▶ **Exercise**: Each entry must be output exactly as it appears.
#####
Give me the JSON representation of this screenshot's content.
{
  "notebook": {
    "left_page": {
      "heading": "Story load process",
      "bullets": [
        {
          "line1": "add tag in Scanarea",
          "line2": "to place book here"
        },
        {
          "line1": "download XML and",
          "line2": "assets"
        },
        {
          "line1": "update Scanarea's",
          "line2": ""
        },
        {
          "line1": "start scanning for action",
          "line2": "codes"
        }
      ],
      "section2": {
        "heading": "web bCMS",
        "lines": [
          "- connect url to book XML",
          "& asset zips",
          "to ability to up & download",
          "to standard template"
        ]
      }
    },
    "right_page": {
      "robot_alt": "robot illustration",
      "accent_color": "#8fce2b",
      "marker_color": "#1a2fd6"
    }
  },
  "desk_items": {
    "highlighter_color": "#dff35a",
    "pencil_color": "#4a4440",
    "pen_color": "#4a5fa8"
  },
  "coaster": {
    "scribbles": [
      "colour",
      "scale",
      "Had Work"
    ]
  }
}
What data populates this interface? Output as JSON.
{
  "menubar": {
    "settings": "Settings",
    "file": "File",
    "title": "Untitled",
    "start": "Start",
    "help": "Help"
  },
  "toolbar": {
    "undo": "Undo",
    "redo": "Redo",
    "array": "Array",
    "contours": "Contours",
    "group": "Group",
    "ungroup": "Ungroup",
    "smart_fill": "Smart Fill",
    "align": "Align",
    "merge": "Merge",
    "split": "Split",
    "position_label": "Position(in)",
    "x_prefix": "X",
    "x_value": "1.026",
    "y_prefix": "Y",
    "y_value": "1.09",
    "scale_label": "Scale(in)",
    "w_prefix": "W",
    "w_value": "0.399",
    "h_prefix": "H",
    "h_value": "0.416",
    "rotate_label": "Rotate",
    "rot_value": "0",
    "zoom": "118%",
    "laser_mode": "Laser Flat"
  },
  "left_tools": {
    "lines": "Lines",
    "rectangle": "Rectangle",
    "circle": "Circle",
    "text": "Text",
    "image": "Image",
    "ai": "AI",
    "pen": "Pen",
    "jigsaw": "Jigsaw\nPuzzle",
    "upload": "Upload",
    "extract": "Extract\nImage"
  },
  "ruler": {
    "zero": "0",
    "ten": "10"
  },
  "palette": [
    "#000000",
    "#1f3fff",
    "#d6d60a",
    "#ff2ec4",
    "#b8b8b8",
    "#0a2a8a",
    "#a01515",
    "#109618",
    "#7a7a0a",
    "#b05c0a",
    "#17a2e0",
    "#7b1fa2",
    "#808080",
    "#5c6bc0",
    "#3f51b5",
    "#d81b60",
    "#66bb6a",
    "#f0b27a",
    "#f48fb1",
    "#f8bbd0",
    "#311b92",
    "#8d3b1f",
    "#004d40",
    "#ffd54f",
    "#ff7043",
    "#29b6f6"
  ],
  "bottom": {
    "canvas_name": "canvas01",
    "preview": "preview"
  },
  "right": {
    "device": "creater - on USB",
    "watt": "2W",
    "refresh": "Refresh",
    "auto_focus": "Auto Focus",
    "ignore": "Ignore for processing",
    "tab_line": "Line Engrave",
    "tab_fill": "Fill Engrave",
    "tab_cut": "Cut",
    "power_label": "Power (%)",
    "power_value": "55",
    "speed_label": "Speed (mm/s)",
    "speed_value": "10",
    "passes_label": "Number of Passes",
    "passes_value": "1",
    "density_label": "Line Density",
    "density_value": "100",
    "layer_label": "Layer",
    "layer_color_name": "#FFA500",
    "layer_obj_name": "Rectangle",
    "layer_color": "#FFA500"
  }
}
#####
▶ **Answer space**:
Give me the JSON representation of this screenshot's content.
{
  "notebook": {
    "left_page": {
      "heading": "Story load process",
      "bullets": [
        {
          "line1": "add tag in Scanarea",
          "line2": "to place book here"
        },
        {
          "line1": "download XML and",
          "line2": "assets"
        },
        {
          "line1": "update Scanarea's",
          "line2": ""
        },
        {
          "line1": "start scanning for action",
          "line2": "codes"
        }
      ],
      "section2": {
        "heading": "web bCMS",
        "lines": [
          "- connect url to book XML",
          "& asset zips",
          "to ability to up & download",
          "to standard template"
        ]
      }
    },
    "right_page": {
      "robot_alt": "robot illustration",
      "accent_color": "#8fce2b",
      "marker_color": "#1a2fd6"
    }
  },
  "desk_items": {
    "highlighter_color": "#dff35a",
    "pencil_color": "#4a4440",
    "pen_color": "#4a5fa8"
  },
  "coaster": {
    "scribbles": [
      "colour",
      "scale",
      "Had Work"
    ]
  }
}
What data populates this interface? Output as JSON.
{
  "menubar": {
    "settings": "Settings",
    "file": "File",
    "title": "Untitled",
    "start": "Start",
    "help": "Help"
  },
  "toolbar": {
    "undo": "Undo",
    "redo": "Redo",
    "array": "Array",
    "contours": "Contours",
    "group": "Group",
    "ungroup": "Ungroup",
    "smart_fill": "Smart Fill",
    "align": "Align",
    "merge": "Merge",
    "split": "Split",
    "position_label": "Position(in)",
    "x_prefix": "X",
    "x_value": "1.026",
    "y_prefix": "Y",
    "y_value": "1.09",
    "scale_label": "Scale(in)",
    "w_prefix": "W",
    "w_value": "0.399",
    "h_prefix": "H",
    "h_value": "0.416",
    "rotate_label": "Rotate",
    "rot_value": "0",
    "zoom": "118%",
    "laser_mode": "Laser Flat"
  },
  "left_tools": {
    "lines": "Lines",
    "rectangle": "Rectangle",
    "circle": "Circle",
    "text": "Text",
    "image": "Image",
    "ai": "AI",
    "pen": "Pen",
    "jigsaw": "Jigsaw\nPuzzle",
    "upload": "Upload",
    "extract": "Extract\nImage"
  },
  "ruler": {
    "zero": "0",
    "ten": "10"
  },
  "palette": [
    "#000000",
    "#1f3fff",
    "#d6d60a",
    "#ff2ec4",
    "#b8b8b8",
    "#0a2a8a",
    "#a01515",
    "#109618",
    "#7a7a0a",
    "#b05c0a",
    "#17a2e0",
    "#7b1fa2",
    "#808080",
    "#5c6bc0",
    "#3f51b5",
    "#d81b60",
    "#66bb6a",
    "#f0b27a",
    "#f48fb1",
    "#f8bbd0",
    "#311b92",
    "#8d3b1f",
    "#004d40",
    "#ffd54f",
    "#ff7043",
    "#29b6f6"
  ],
  "bottom": {
    "canvas_name": "canvas01",
    "preview": "preview"
  },
  "right": {
    "device": "creater - on USB",
    "watt": "2W",
    "refresh": "Refresh",
    "auto_focus": "Auto Focus",
    "ignore": "Ignore for processing",
    "tab_line": "Line Engrave",
    "tab_fill": "Fill Engrave",
    "tab_cut": "Cut",
    "power_label": "Power (%)",
    "power_value": "55",
    "speed_label": "Speed (mm/s)",
    "speed_value": "10",
    "passes_label": "Number of Passes",
    "passes_value": "1",
    "density_label": "Line Density",
    "density_value": "100",
    "layer_label": "Layer",
    "layer_color_name": "#FFA500",
    "layer_obj_name": "Rectangle",
    "layer_color": "#FFA500"
  }
}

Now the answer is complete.